ACTIVITY » Among the records below, how many lines contain the word "clip"? The answer is a single number.
─── DATA SECTION ───
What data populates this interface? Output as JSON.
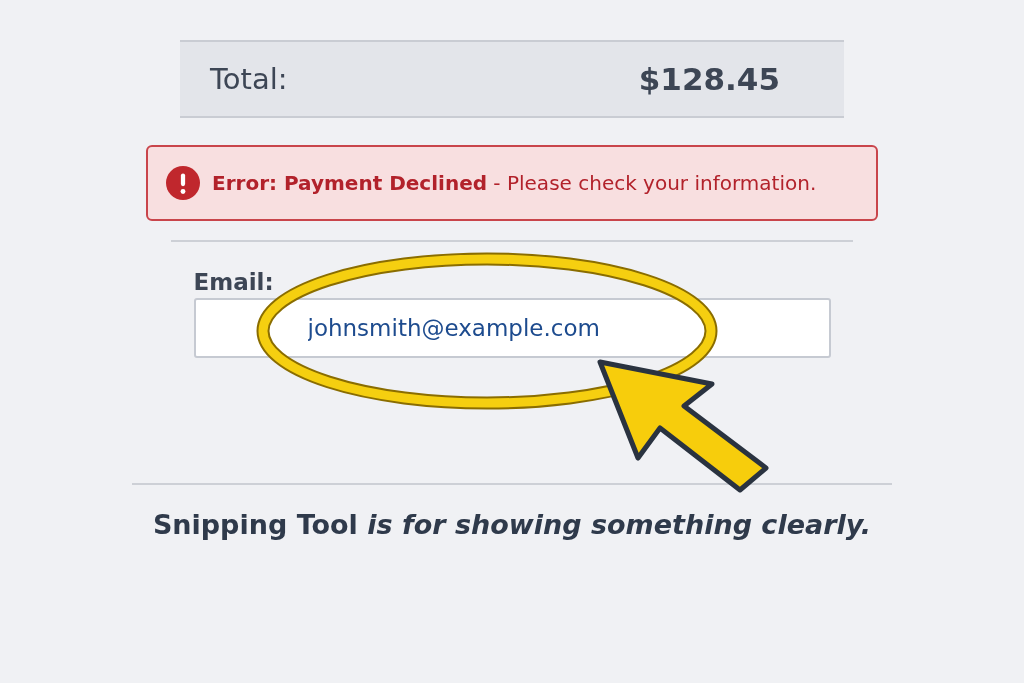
{
  "total": {
    "label": "Total:",
    "amount": "$128.45"
  },
  "error": {
    "message": "**Error: Payment Declined** - Please check your information."
  },
  "email": {
    "label": "Email:",
    "value": "johnsmith@example.com",
    "highlighted": true
  },
  "caption": "Snipping Tool *is for showing something clearly.*"
}
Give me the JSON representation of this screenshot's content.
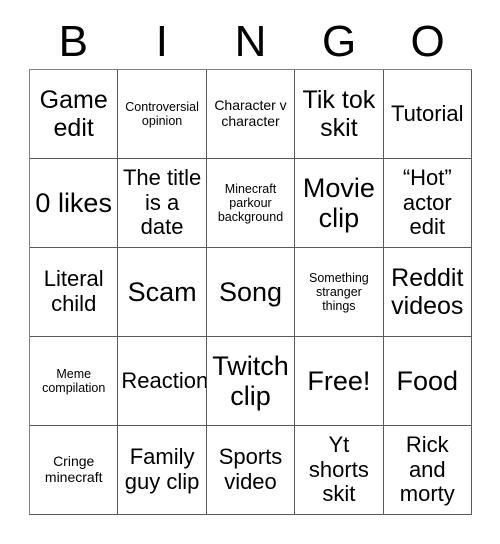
{
  "card": {
    "title": "BINGO",
    "header_letters": [
      "B",
      "I",
      "N",
      "G",
      "O"
    ],
    "columns": 5,
    "rows": 5,
    "colors": {
      "background": "#ffffff",
      "text": "#000000",
      "grid_line": "#595959"
    },
    "grid": [
      [
        {
          "text": "Game edit",
          "size": "lg"
        },
        {
          "text": "Controversial opinion",
          "size": "xs"
        },
        {
          "text": "Character v character",
          "size": "sm"
        },
        {
          "text": "Tik tok skit",
          "size": "lg"
        },
        {
          "text": "Tutorial",
          "size": "md"
        }
      ],
      [
        {
          "text": "0 likes",
          "size": "xl"
        },
        {
          "text": "The title is a date",
          "size": "md"
        },
        {
          "text": "Minecraft parkour background",
          "size": "xs"
        },
        {
          "text": "Movie clip",
          "size": "xl"
        },
        {
          "text": "“Hot” actor edit",
          "size": "md"
        }
      ],
      [
        {
          "text": "Literal child",
          "size": "md"
        },
        {
          "text": "Scam",
          "size": "xl"
        },
        {
          "text": "Song",
          "size": "xl"
        },
        {
          "text": "Something stranger things",
          "size": "xs"
        },
        {
          "text": "Reddit videos",
          "size": "lg"
        }
      ],
      [
        {
          "text": "Meme compilation",
          "size": "xs"
        },
        {
          "text": "Reaction",
          "size": "md"
        },
        {
          "text": "Twitch clip",
          "size": "xl"
        },
        {
          "text": "Free!",
          "size": "xl"
        },
        {
          "text": "Food",
          "size": "xl"
        }
      ],
      [
        {
          "text": "Cringe minecraft",
          "size": "sm"
        },
        {
          "text": "Family guy clip",
          "size": "md"
        },
        {
          "text": "Sports video",
          "size": "md"
        },
        {
          "text": "Yt shorts skit",
          "size": "md"
        },
        {
          "text": "Rick and morty",
          "size": "md"
        }
      ]
    ]
  }
}
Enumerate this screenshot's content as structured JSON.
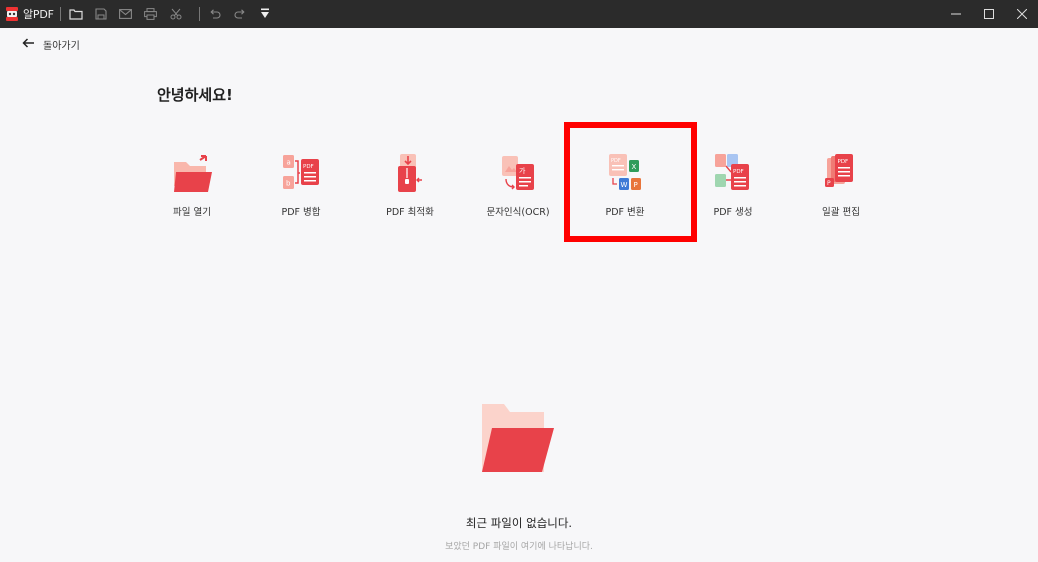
{
  "app": {
    "name": "알PDF"
  },
  "toolbar_icons": [
    "folder-open-icon",
    "save-icon",
    "mail-icon",
    "print-icon",
    "scissors-icon",
    "undo-icon",
    "redo-icon",
    "download-arrow-icon"
  ],
  "window_controls": [
    "minimize-icon",
    "maximize-icon",
    "close-icon"
  ],
  "nav": {
    "back_label": "돌아가기"
  },
  "greeting": "안녕하세요!",
  "tools": [
    {
      "id": "open-file",
      "label": "파일 열기",
      "icon": "open-folder-icon"
    },
    {
      "id": "merge",
      "label": "PDF 병합",
      "icon": "merge-pdf-icon"
    },
    {
      "id": "optimize",
      "label": "PDF 최적화",
      "icon": "compress-pdf-icon"
    },
    {
      "id": "ocr",
      "label": "문자인식(OCR)",
      "icon": "ocr-icon"
    },
    {
      "id": "convert",
      "label": "PDF 변환",
      "icon": "convert-pdf-icon",
      "highlighted": true
    },
    {
      "id": "create",
      "label": "PDF 생성",
      "icon": "create-pdf-icon"
    },
    {
      "id": "batch",
      "label": "일괄 편집",
      "icon": "batch-edit-icon"
    }
  ],
  "icon_text": {
    "pdf": "PDF",
    "ga": "가",
    "a": "a",
    "b": "b",
    "x": "X",
    "w": "W",
    "p": "P"
  },
  "empty_state": {
    "title": "최근 파일이 없습니다.",
    "subtitle": "보았던 PDF 파일이 여기에 나타납니다."
  },
  "colors": {
    "accent": "#e8424a",
    "accent_light": "#f7a39a",
    "highlight": "#ff0000",
    "titlebar": "#2b2b2b"
  }
}
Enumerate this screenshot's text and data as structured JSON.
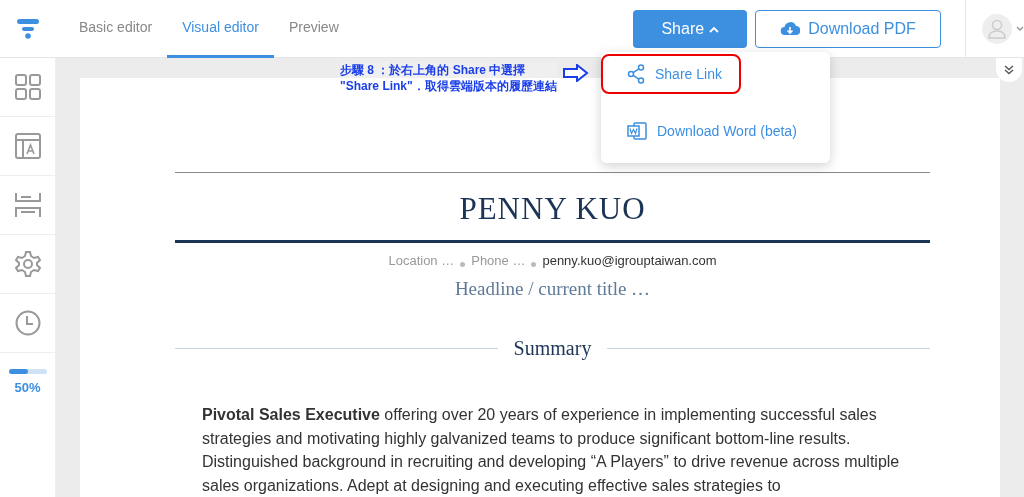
{
  "tabs": [
    {
      "label": "Basic editor",
      "selected": false
    },
    {
      "label": "Visual editor",
      "selected": true
    },
    {
      "label": "Preview",
      "selected": false
    }
  ],
  "share_button": {
    "label": "Share",
    "expanded": true
  },
  "download_pdf_button": {
    "label": "Download PDF"
  },
  "share_menu": {
    "items": [
      {
        "kind": "share",
        "label": "Share Link",
        "highlighted": true
      },
      {
        "kind": "word",
        "label": "Download Word (beta)",
        "highlighted": false
      }
    ]
  },
  "annotation": {
    "lines": [
      "步驟 8 ：於右上角的 Share 中選擇",
      "\"Share Link\"．取得雲端版本的履歷連結"
    ]
  },
  "sidebar": {
    "items": [
      {
        "kind": "grid"
      },
      {
        "kind": "template"
      },
      {
        "kind": "sections"
      },
      {
        "kind": "settings"
      },
      {
        "kind": "history"
      }
    ],
    "progress": {
      "level": 0.5,
      "reading": "50%"
    }
  },
  "resume": {
    "name": "PENNY KUO",
    "contact": [
      {
        "text": "Location …",
        "filled": false
      },
      {
        "text": "Phone …",
        "filled": false
      },
      {
        "text": "penny.kuo@igrouptaiwan.com",
        "filled": true
      }
    ],
    "headline": "Headline / current title …",
    "section_title": "Summary",
    "summary": "**Pivotal Sales Executive** offering over 20 years of experience in implementing successful sales strategies and motivating highly galvanized teams to produce significant bottom-line results. Distinguished background in recruiting and developing “A Players” to drive revenue across multiple sales organizations. Adept at designing and executing effective sales strategies to"
  }
}
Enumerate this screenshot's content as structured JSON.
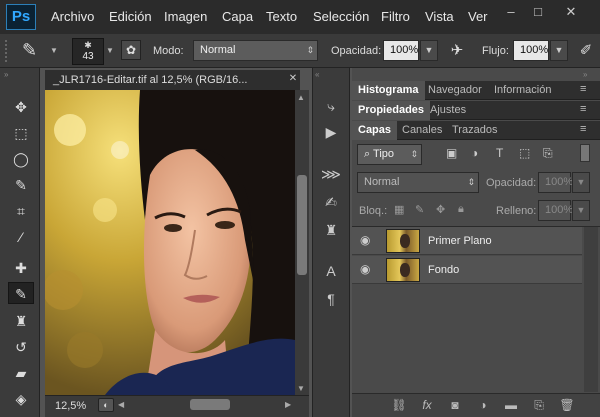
{
  "menu": {
    "logo": "Ps",
    "items": [
      "Archivo",
      "Edición",
      "Imagen",
      "Capa",
      "Texto",
      "Selección",
      "Filtro",
      "Vista",
      "Ver"
    ]
  },
  "window_buttons": {
    "minimize": "–",
    "maximize": "□",
    "close": "✕"
  },
  "options": {
    "brush_size": "43",
    "mode_label": "Modo:",
    "mode_value": "Normal",
    "opacity_label": "Opacidad:",
    "opacity_value": "100%",
    "flow_label": "Flujo:",
    "flow_value": "100%"
  },
  "document": {
    "tab_title": "_JLR1716-Editar.tif al 12,5% (RGB/16...",
    "zoom": "12,5%"
  },
  "panels": {
    "top_tabs": [
      "Histograma",
      "Navegador",
      "Información"
    ],
    "mid_tabs": [
      "Propiedades",
      "Ajustes"
    ],
    "layer_tabs": [
      "Capas",
      "Canales",
      "Trazados"
    ],
    "filter_kind": "Tipo",
    "blend_mode": "Normal",
    "opacity_label": "Opacidad:",
    "opacity_value": "100%",
    "lock_label": "Bloq.:",
    "fill_label": "Relleno:",
    "fill_value": "100%"
  },
  "layers": [
    {
      "name": "Primer Plano"
    },
    {
      "name": "Fondo"
    }
  ],
  "colors": {
    "menubar_bg": "#2b2b2b",
    "panel_bg": "#535353",
    "accent_blue": "#31a8ff"
  }
}
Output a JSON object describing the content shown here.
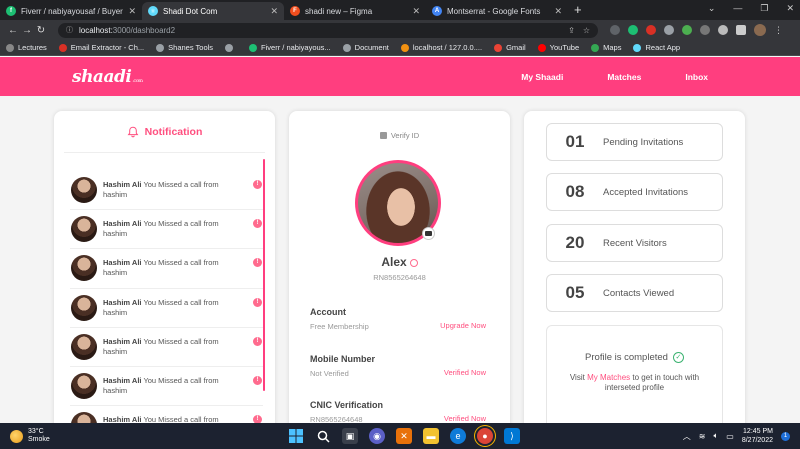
{
  "browser": {
    "tabs": [
      {
        "title": "Fiverr / nabiyayousaf / Buyer Rep",
        "icon": "fiverr-icon",
        "color": "#1dbf73",
        "glyph": "f",
        "active": false
      },
      {
        "title": "Shadi Dot Com",
        "icon": "react-icon",
        "color": "#61dafb",
        "glyph": "⚛",
        "active": true
      },
      {
        "title": "shadi new – Figma",
        "icon": "figma-icon",
        "color": "#f24e1e",
        "glyph": "F",
        "active": false
      },
      {
        "title": "Montserrat - Google Fonts",
        "icon": "google-fonts-icon",
        "color": "#4285f4",
        "glyph": "A",
        "active": false
      }
    ],
    "url_host": "localhost:",
    "url_path": "3000/dashboard2",
    "bookmarks": [
      {
        "label": "Lectures",
        "color": "#888"
      },
      {
        "label": "Email Extractor - Ch...",
        "color": "#d93025"
      },
      {
        "label": "Shanes Tools",
        "color": "#9aa0a6"
      },
      {
        "label": "",
        "color": "#9aa0a6"
      },
      {
        "label": "Fiverr / nabiyayous...",
        "color": "#1dbf73"
      },
      {
        "label": "Document",
        "color": "#9aa0a6"
      },
      {
        "label": "localhost / 127.0.0....",
        "color": "#f29111"
      },
      {
        "label": "Gmail",
        "color": "#ea4335"
      },
      {
        "label": "YouTube",
        "color": "#ff0000"
      },
      {
        "label": "Maps",
        "color": "#34a853"
      },
      {
        "label": "React App",
        "color": "#61dafb"
      }
    ]
  },
  "app": {
    "logo": "shaadi",
    "logo_suffix": ".com",
    "nav": [
      "My Shaadi",
      "Matches",
      "Inbox"
    ],
    "accent": "#ff3e7f"
  },
  "notification": {
    "title": "Notification",
    "items": [
      {
        "name": "Hashim Ali",
        "message": "You Missed a call from hashim",
        "badge": "!"
      },
      {
        "name": "Hashim Ali",
        "message": "You Missed a call from hashim",
        "badge": "!"
      },
      {
        "name": "Hashim Ali",
        "message": "You Missed a call from hashim",
        "badge": "!"
      },
      {
        "name": "Hashim Ali",
        "message": "You Missed a call from hashim",
        "badge": "!"
      },
      {
        "name": "Hashim Ali",
        "message": "You Missed a call from hashim",
        "badge": "!"
      },
      {
        "name": "Hashim Ali",
        "message": "You Missed a call from hashim",
        "badge": "!"
      },
      {
        "name": "Hashim Ali",
        "message": "You Missed a call from hashim",
        "badge": "!"
      }
    ]
  },
  "profile": {
    "verify": "Verify ID",
    "name": "Alex",
    "id": "RN8565264648",
    "rows": [
      {
        "label": "Account",
        "value": "Free Membership",
        "action": "Upgrade Now"
      },
      {
        "label": "Mobile Number",
        "value": "Not Verified",
        "action": "Verified Now"
      },
      {
        "label": "CNIC Verification",
        "value": "RN8565264648",
        "action": "Verified Now"
      }
    ]
  },
  "stats": [
    {
      "num": "01",
      "label": "Pending Invitations"
    },
    {
      "num": "08",
      "label": "Accepted Invitations"
    },
    {
      "num": "20",
      "label": "Recent Visitors"
    },
    {
      "num": "05",
      "label": "Contacts Viewed"
    }
  ],
  "completion": {
    "title": "Profile is completed",
    "text_before": "Visit ",
    "link": "My Matches",
    "text_after": " to get in touch with interseted profile"
  },
  "taskbar": {
    "temp": "33°C",
    "weather": "Smoke",
    "time": "12:45 PM",
    "date": "8/27/2022",
    "notif_count": "1"
  }
}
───
RESULT BELOW » 3